“The data shows, when kids do sports or music or theater, their graduation rates go up and up,” Babers said. “Showing the girls a variety of outlets of where they can be creative, and take it home. Share it with your brothers and sisters; your mom and dad; your guardian, your cousin.”
Building self-esteem is vital for most things in life.
“A main thing we have with Girls on Fire is to combat those negative body image issues, and internal issues that are constantly being thrown at them, every day, all day,” she said. “We just want to show the girls that how you are is just fine.”
The recent naming of Andrea Talentino as Augustana College’s first female president is “a win for the team, to see women taking over,” Babers said.
Madison teacher would like to see program every day
Allyson Knanishu, an ESL teacher at Madison who’s also taught social studies at Rocky (2010-2017), is thrilled with what Babers and AALS are accomplishing.
“What she’s doing is vital to the Quad Cities, to our community,” Knanishu said Thursday. “She’s providing space and holding space for students that are often intentionally overlooked.”
“If we could have Kayla do programs for kindergarteners through sixth-graders, Monday through Friday, I would love that.”
“She’s bringing representation. She’s bringing voice and empowerment,” Knanishu said. “So to give the students the opportunities to meet guests from our community, professional women and professional men — anybody that has the heart to be with our students and shine the light bulb that we all see. So, Kayla is providing that once a week. And I can’t tell you, I don’t work with 5th and 6th-grade girls, so I don’t even know the students, but they would come up to me and say, I wish Wednesday could be every day.”
“It’s nice to see the girls be comfortable and feel safe,” she said. “I’m sorry and it hurts my heart that sometimes that’s the only 30 minutes or 60 minutes where they feel that.”

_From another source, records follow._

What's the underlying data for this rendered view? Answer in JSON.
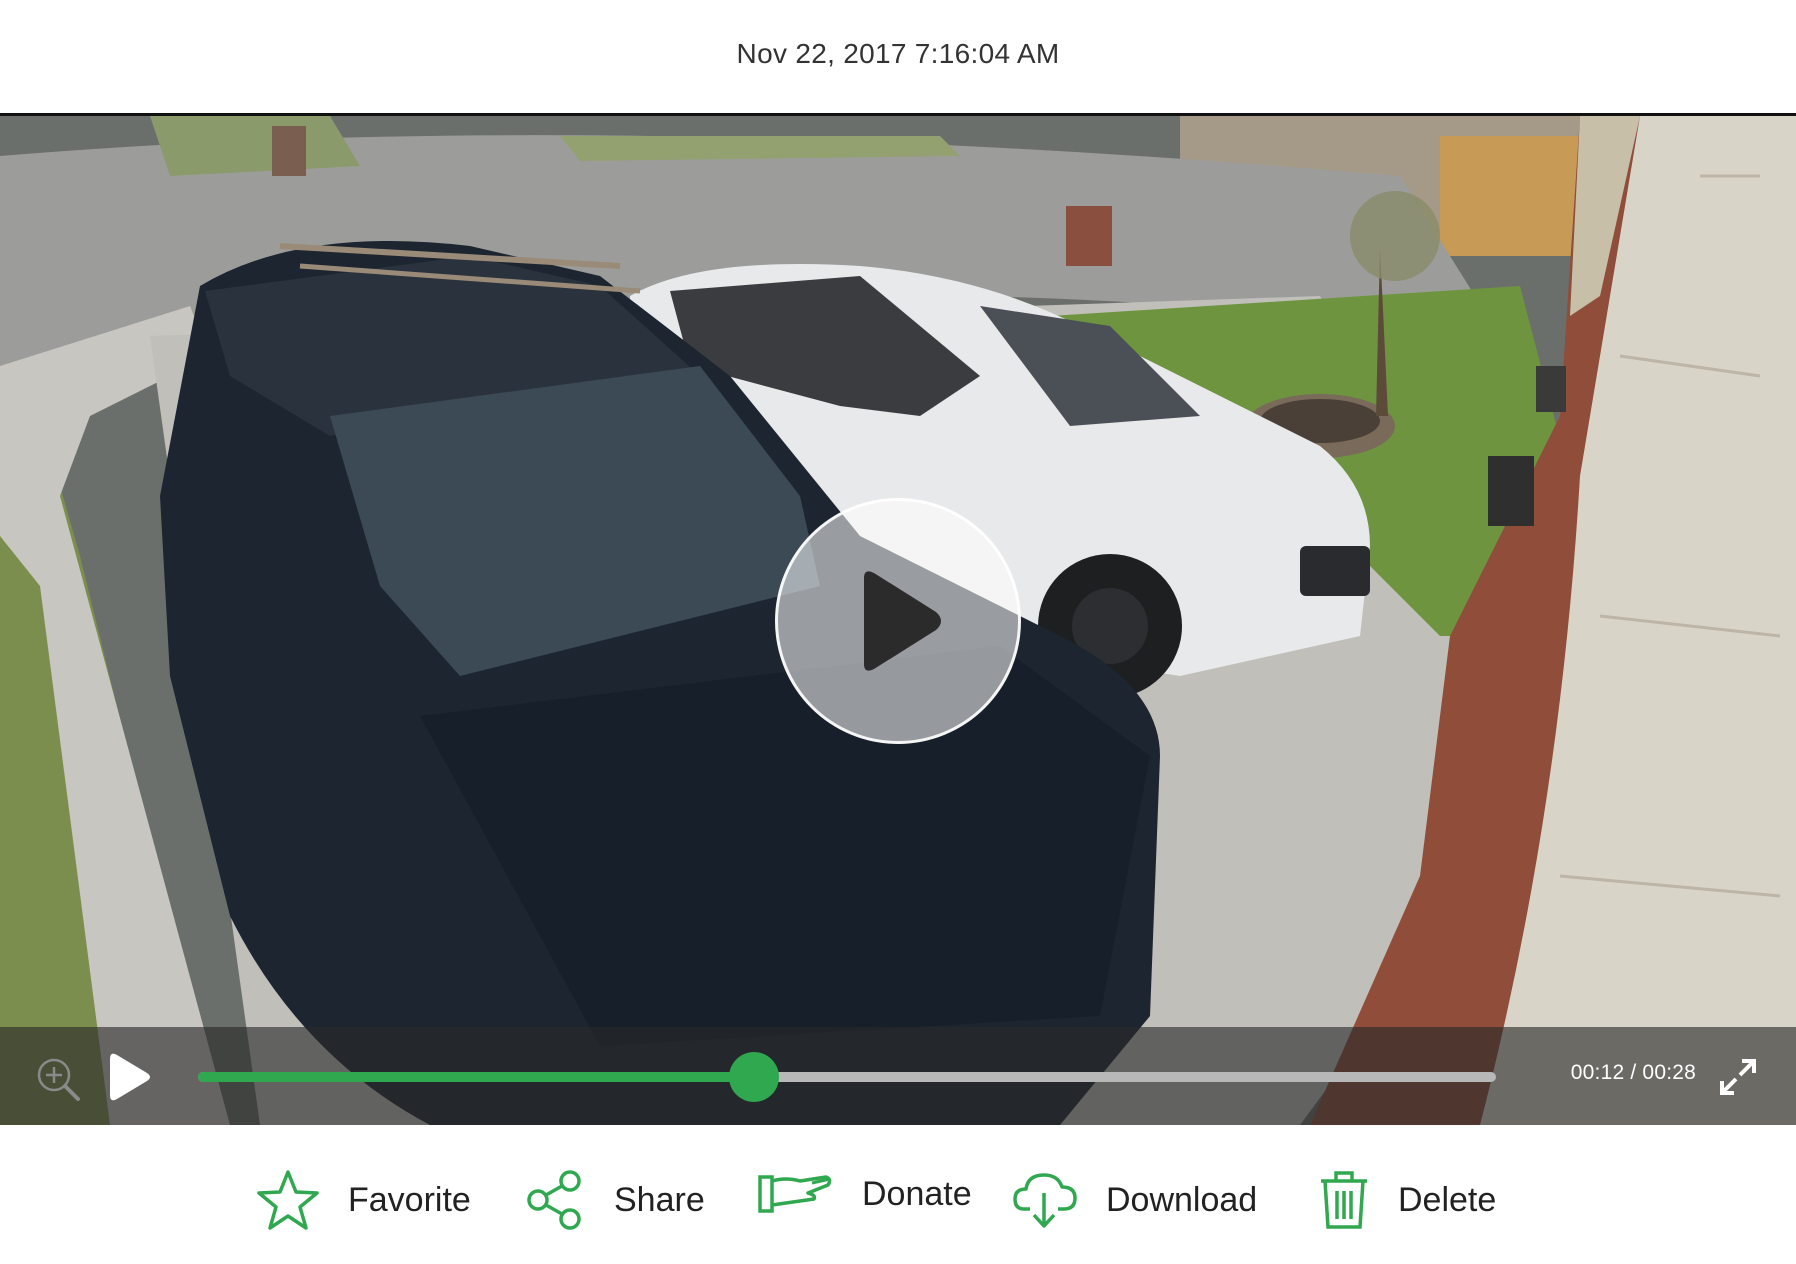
{
  "header": {
    "timestamp": "Nov 22, 2017 7:16:04 AM"
  },
  "player": {
    "time_display": "00:12 / 00:28",
    "progress": 0.4286,
    "icons": {
      "zoom": "zoom-in-icon",
      "play": "play-icon",
      "big_play": "play-icon",
      "fullscreen": "fullscreen-icon"
    }
  },
  "actions": [
    {
      "label": "Favorite",
      "icon": "star-icon"
    },
    {
      "label": "Share",
      "icon": "share-icon"
    },
    {
      "label": "Donate",
      "icon": "donate-hand-icon"
    },
    {
      "label": "Download",
      "icon": "cloud-download-icon"
    },
    {
      "label": "Delete",
      "icon": "trash-icon"
    }
  ],
  "colors": {
    "accent": "#2fa84f",
    "header_text": "#333333",
    "action_text": "#222222"
  }
}
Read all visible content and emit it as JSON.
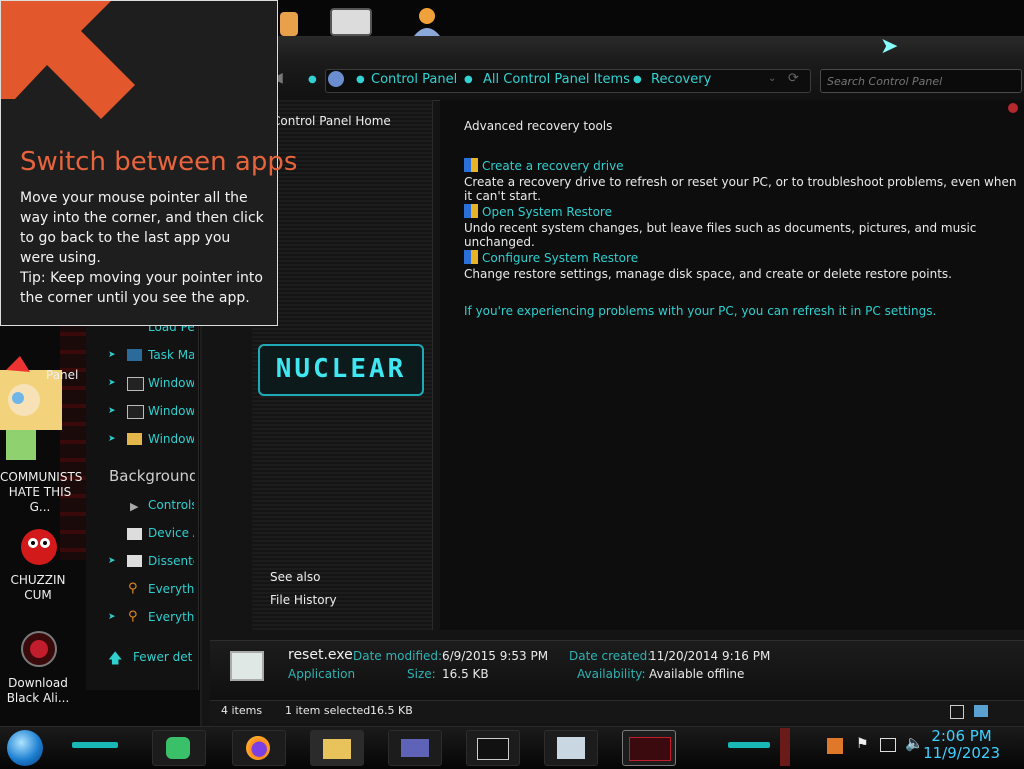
{
  "toast": {
    "title": "Switch between apps",
    "body": "Move your mouse pointer all the way into the corner, and then click to go back to the last app you were using.",
    "tip": "Tip: Keep moving your pointer into the corner until you see the app."
  },
  "address_bar": {
    "crumbs": [
      "Control Panel",
      "All Control Panel Items",
      "Recovery"
    ]
  },
  "search": {
    "placeholder": "Search Control Panel"
  },
  "nav_pane": {
    "home": "Control Panel Home",
    "logo": "NUCLEAR",
    "see_also": "See also",
    "file_history": "File History"
  },
  "content": {
    "heading": "Advanced recovery tools",
    "items": [
      {
        "link": "Create a recovery drive",
        "desc": "Create a recovery drive to refresh or reset your PC, or to troubleshoot problems, even when it can't start."
      },
      {
        "link": "Open System Restore",
        "desc": "Undo recent system changes, but leave files such as documents, pictures, and music unchanged."
      },
      {
        "link": "Configure System Restore",
        "desc": "Change restore settings, manage disk space, and create or delete restore points."
      }
    ],
    "footer_link": "If you're experiencing problems with your PC, you can refresh it in PC settings."
  },
  "details": {
    "filename": "reset.exe",
    "filetype": "Application",
    "date_modified_label": "Date modified:",
    "date_modified": "6/9/2015 9:53 PM",
    "size_label": "Size:",
    "size": "16.5 KB",
    "date_created_label": "Date created:",
    "date_created": "11/20/2014 9:16 PM",
    "availability_label": "Availability:",
    "availability": "Available offline"
  },
  "status_bar": {
    "count": "4 items",
    "selection": "1 item selected",
    "selection_size": "16.5 KB"
  },
  "left_pane": {
    "items_top": [
      "Load Per",
      "Task Ma",
      "Window",
      "Window",
      "Window"
    ],
    "section": "Background",
    "items_bottom": [
      "Controls",
      "Device A",
      "Dissente",
      "Everythi",
      "Everythi"
    ],
    "fewer": "Fewer deta"
  },
  "desktop": {
    "panel_label": "Panel",
    "icons": [
      {
        "label": "COMMUNISTS HATE THIS G..."
      },
      {
        "label": "CHUZZIN CUM"
      },
      {
        "label": "Download Black Ali..."
      }
    ]
  },
  "clock": {
    "time": "2:06 PM",
    "date": "11/9/2023"
  },
  "colors": {
    "accent": "#30cfcf",
    "toast_title": "#e8643c",
    "clock": "#3fd0ff"
  }
}
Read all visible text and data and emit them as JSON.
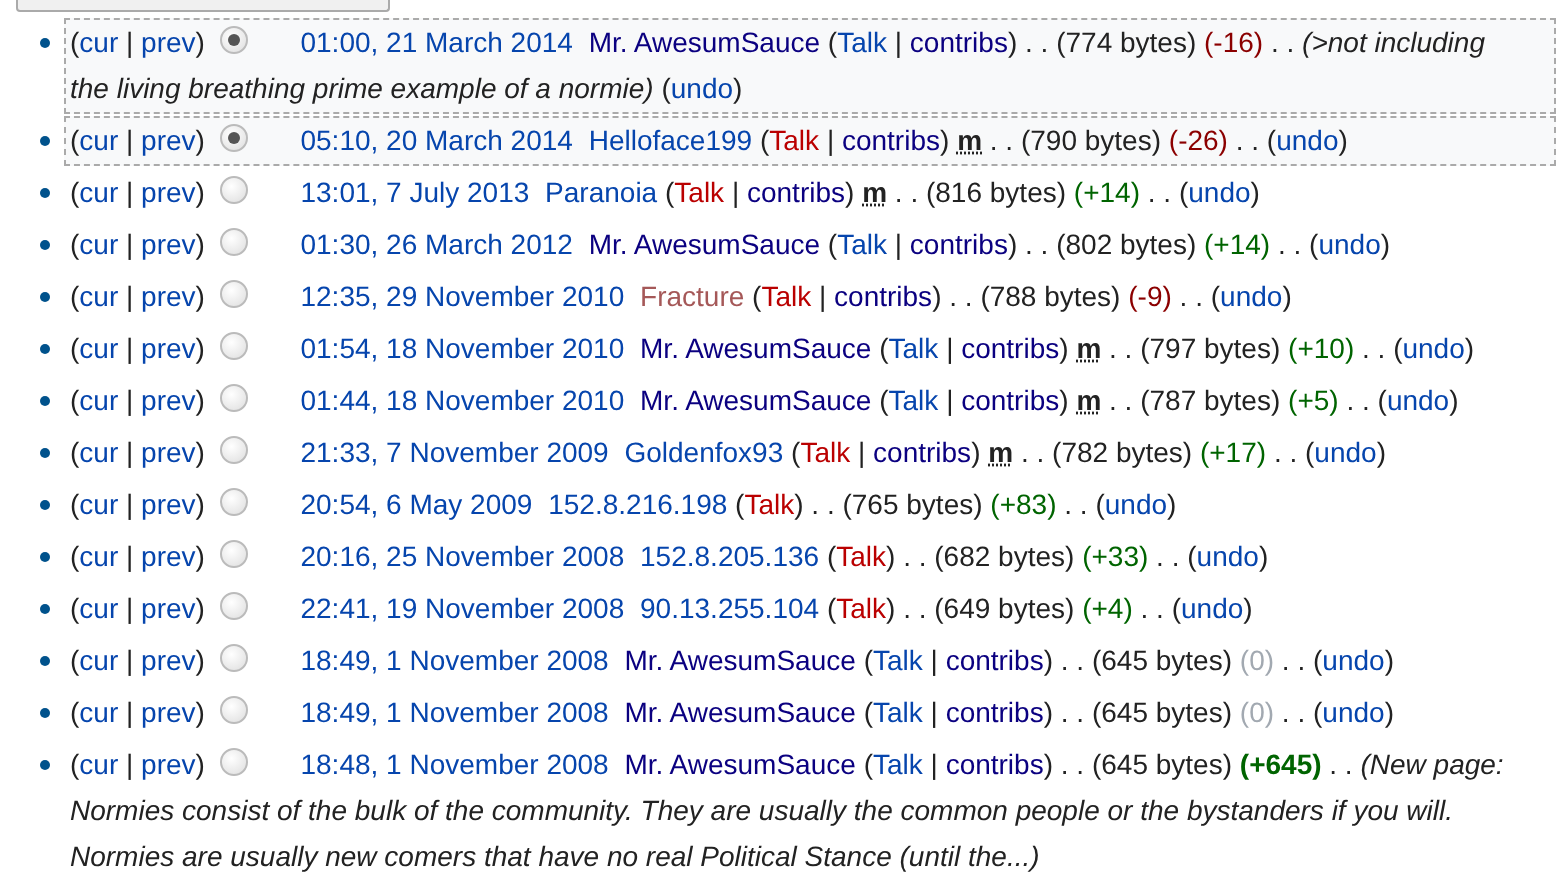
{
  "punctuation": {
    "open": "(",
    "close": ")",
    "pipe": "|",
    "dots": ". ."
  },
  "revisions": [
    {
      "history_links": [
        "cur",
        "prev"
      ],
      "selected": true,
      "highlighted": true,
      "date": "01:00, 21 March 2014",
      "user": {
        "name": "Mr. AwesumSauce",
        "kind": "visited"
      },
      "talk_exists": true,
      "talk": "Talk",
      "contribs": "contribs",
      "bytes": "(774 bytes)",
      "diff": {
        "text": "(-16)",
        "kind": "neg",
        "bold": false
      },
      "comment_lines": [
        "(>not including",
        "the living breathing prime example of a normie)"
      ],
      "undo": "undo"
    },
    {
      "history_links": [
        "cur",
        "prev"
      ],
      "selected": true,
      "highlighted": true,
      "date": "05:10, 20 March 2014",
      "user": {
        "name": "Helloface199",
        "kind": "link"
      },
      "talk_exists": false,
      "talk": "Talk",
      "contribs": "contribs",
      "minor": "m",
      "bytes": "(790 bytes)",
      "diff": {
        "text": "(-26)",
        "kind": "neg",
        "bold": false
      },
      "undo": "undo"
    },
    {
      "history_links": [
        "cur",
        "prev"
      ],
      "selected": false,
      "highlighted": false,
      "date": "13:01, 7 July 2013",
      "user": {
        "name": "Paranoia",
        "kind": "link"
      },
      "talk_exists": false,
      "talk": "Talk",
      "contribs": "contribs",
      "minor": "m",
      "bytes": "(816 bytes)",
      "diff": {
        "text": "(+14)",
        "kind": "pos",
        "bold": false
      },
      "undo": "undo"
    },
    {
      "history_links": [
        "cur",
        "prev"
      ],
      "selected": false,
      "highlighted": false,
      "date": "01:30, 26 March 2012",
      "user": {
        "name": "Mr. AwesumSauce",
        "kind": "visited"
      },
      "talk_exists": true,
      "talk": "Talk",
      "contribs": "contribs",
      "bytes": "(802 bytes)",
      "diff": {
        "text": "(+14)",
        "kind": "pos",
        "bold": false
      },
      "undo": "undo"
    },
    {
      "history_links": [
        "cur",
        "prev"
      ],
      "selected": false,
      "highlighted": false,
      "date": "12:35, 29 November 2010",
      "user": {
        "name": "Fracture",
        "kind": "new_visited"
      },
      "talk_exists": false,
      "talk": "Talk",
      "contribs": "contribs",
      "bytes": "(788 bytes)",
      "diff": {
        "text": "(-9)",
        "kind": "neg",
        "bold": false
      },
      "undo": "undo"
    },
    {
      "history_links": [
        "cur",
        "prev"
      ],
      "selected": false,
      "highlighted": false,
      "date": "01:54, 18 November 2010",
      "user": {
        "name": "Mr. AwesumSauce",
        "kind": "visited"
      },
      "talk_exists": true,
      "talk": "Talk",
      "contribs": "contribs",
      "minor": "m",
      "bytes": "(797 bytes)",
      "diff": {
        "text": "(+10)",
        "kind": "pos",
        "bold": false
      },
      "undo": "undo"
    },
    {
      "history_links": [
        "cur",
        "prev"
      ],
      "selected": false,
      "highlighted": false,
      "date": "01:44, 18 November 2010",
      "user": {
        "name": "Mr. AwesumSauce",
        "kind": "visited"
      },
      "talk_exists": true,
      "talk": "Talk",
      "contribs": "contribs",
      "minor": "m",
      "bytes": "(787 bytes)",
      "diff": {
        "text": "(+5)",
        "kind": "pos",
        "bold": false
      },
      "undo": "undo"
    },
    {
      "history_links": [
        "cur",
        "prev"
      ],
      "selected": false,
      "highlighted": false,
      "date": "21:33, 7 November 2009",
      "user": {
        "name": "Goldenfox93",
        "kind": "link"
      },
      "talk_exists": false,
      "talk": "Talk",
      "contribs": "contribs",
      "minor": "m",
      "bytes": "(782 bytes)",
      "diff": {
        "text": "(+17)",
        "kind": "pos",
        "bold": false
      },
      "undo": "undo"
    },
    {
      "history_links": [
        "cur",
        "prev"
      ],
      "selected": false,
      "highlighted": false,
      "date": "20:54, 6 May 2009",
      "user": {
        "name": "152.8.216.198",
        "kind": "link"
      },
      "talk_exists": false,
      "talk": "Talk",
      "bytes": "(765 bytes)",
      "diff": {
        "text": "(+83)",
        "kind": "pos",
        "bold": false
      },
      "undo": "undo"
    },
    {
      "history_links": [
        "cur",
        "prev"
      ],
      "selected": false,
      "highlighted": false,
      "date": "20:16, 25 November 2008",
      "user": {
        "name": "152.8.205.136",
        "kind": "link"
      },
      "talk_exists": false,
      "talk": "Talk",
      "bytes": "(682 bytes)",
      "diff": {
        "text": "(+33)",
        "kind": "pos",
        "bold": false
      },
      "undo": "undo"
    },
    {
      "history_links": [
        "cur",
        "prev"
      ],
      "selected": false,
      "highlighted": false,
      "date": "22:41, 19 November 2008",
      "user": {
        "name": "90.13.255.104",
        "kind": "link"
      },
      "talk_exists": false,
      "talk": "Talk",
      "bytes": "(649 bytes)",
      "diff": {
        "text": "(+4)",
        "kind": "pos",
        "bold": false
      },
      "undo": "undo"
    },
    {
      "history_links": [
        "cur",
        "prev"
      ],
      "selected": false,
      "highlighted": false,
      "date": "18:49, 1 November 2008",
      "user": {
        "name": "Mr. AwesumSauce",
        "kind": "visited"
      },
      "talk_exists": true,
      "talk": "Talk",
      "contribs": "contribs",
      "bytes": "(645 bytes)",
      "diff": {
        "text": "(0)",
        "kind": "null",
        "bold": false
      },
      "undo": "undo"
    },
    {
      "history_links": [
        "cur",
        "prev"
      ],
      "selected": false,
      "highlighted": false,
      "date": "18:49, 1 November 2008",
      "user": {
        "name": "Mr. AwesumSauce",
        "kind": "visited"
      },
      "talk_exists": true,
      "talk": "Talk",
      "contribs": "contribs",
      "bytes": "(645 bytes)",
      "diff": {
        "text": "(0)",
        "kind": "null",
        "bold": false
      },
      "undo": "undo"
    },
    {
      "history_links": [
        "cur",
        "prev"
      ],
      "selected": false,
      "highlighted": false,
      "date": "18:48, 1 November 2008",
      "user": {
        "name": "Mr. AwesumSauce",
        "kind": "visited"
      },
      "talk_exists": true,
      "talk": "Talk",
      "contribs": "contribs",
      "bytes": "(645 bytes)",
      "diff": {
        "text": "(+645)",
        "kind": "pos",
        "bold": true
      },
      "comment_lines": [
        "(New page:",
        "Normies consist of the bulk of the community. They are usually the common people or the bystanders if you will.",
        "Normies are usually new comers that have no real Political Stance (until the...)"
      ]
    }
  ]
}
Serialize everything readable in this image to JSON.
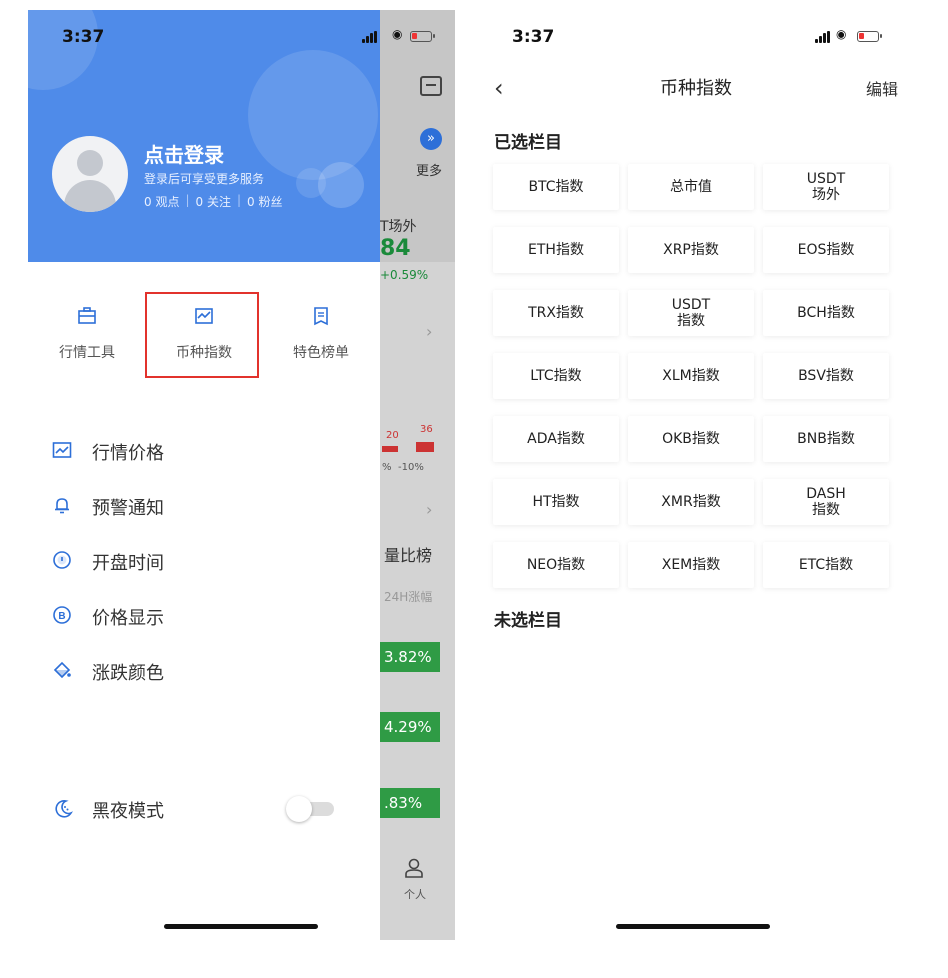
{
  "status_bar": {
    "time": "3:37"
  },
  "drawer": {
    "login_title": "点击登录",
    "login_subtitle": "登录后可享受更多服务",
    "stats": {
      "views": "0 观点",
      "follows": "0 关注",
      "fans": "0 粉丝",
      "separator": "|"
    },
    "quick_tools": [
      {
        "label": "行情工具",
        "icon": "toolbox-icon"
      },
      {
        "label": "币种指数",
        "icon": "chart-frame-icon"
      },
      {
        "label": "特色榜单",
        "icon": "ribbon-list-icon"
      }
    ],
    "menu": [
      {
        "label": "行情价格",
        "icon": "price-chart-icon"
      },
      {
        "label": "预警通知",
        "icon": "bell-icon"
      },
      {
        "label": "开盘时间",
        "icon": "clock-icon"
      },
      {
        "label": "价格显示",
        "icon": "bitcoin-coin-icon"
      },
      {
        "label": "涨跌颜色",
        "icon": "paint-bucket-icon"
      }
    ],
    "night_mode": {
      "label": "黑夜模式",
      "enabled": false,
      "icon": "moon-icon"
    }
  },
  "underlay": {
    "more_label": "更多",
    "ut_title": "T场外",
    "ut_value": "84",
    "ut_change": "+0.59%",
    "bar_values": [
      "20",
      "36"
    ],
    "pct_labels": [
      "%",
      "-10%"
    ],
    "rank_title": "量比榜",
    "rank_sub": "24H涨幅",
    "badges": [
      "3.82%",
      "4.29%",
      ".83%"
    ],
    "person_label": "个人"
  },
  "index_page": {
    "title": "币种指数",
    "back_glyph": "‹",
    "edit_label": "编辑",
    "selected_title": "已选栏目",
    "unselected_title": "未选栏目",
    "selected": [
      "BTC指数",
      "总市值",
      "USDT\n场外",
      "ETH指数",
      "XRP指数",
      "EOS指数",
      "TRX指数",
      "USDT\n指数",
      "BCH指数",
      "LTC指数",
      "XLM指数",
      "BSV指数",
      "ADA指数",
      "OKB指数",
      "BNB指数",
      "HT指数",
      "XMR指数",
      "DASH\n指数",
      "NEO指数",
      "XEM指数",
      "ETC指数"
    ]
  },
  "colors": {
    "header_blue": "#4f8be9",
    "accent_blue": "#2d6fd8",
    "highlight_red": "#e2322c",
    "up_green": "#2f9b45"
  }
}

“Getting the students up and moving, getting them to recite poetry. Exposing them to representation, people who look like them,” Knanishu said. “Providing the public library to come, allowing them to be creative and again, that holding a safe space. It takes time. So this is just a pilot program, and what they have done from September until now is just amazing.”
AALS would like to expand to other schools in the area, hopefully in Rock Island, Babers said, noting she went to Eugene Field and Washington Junior High. When people give to United Way, they can specify where the funds go – like AALS, she said.
“We get so much investment support to AALS, which is amazing,” she said. “We are able to do everything we want to do, plus more, thanks to the Quad-City community.” Donations help cover costs of books, hygiene kits and field trips, example, so it is no cost for the students. “The dollars are imperative, to make sure the program is sustainable,” Babers said.
To learn more about AALS, click here.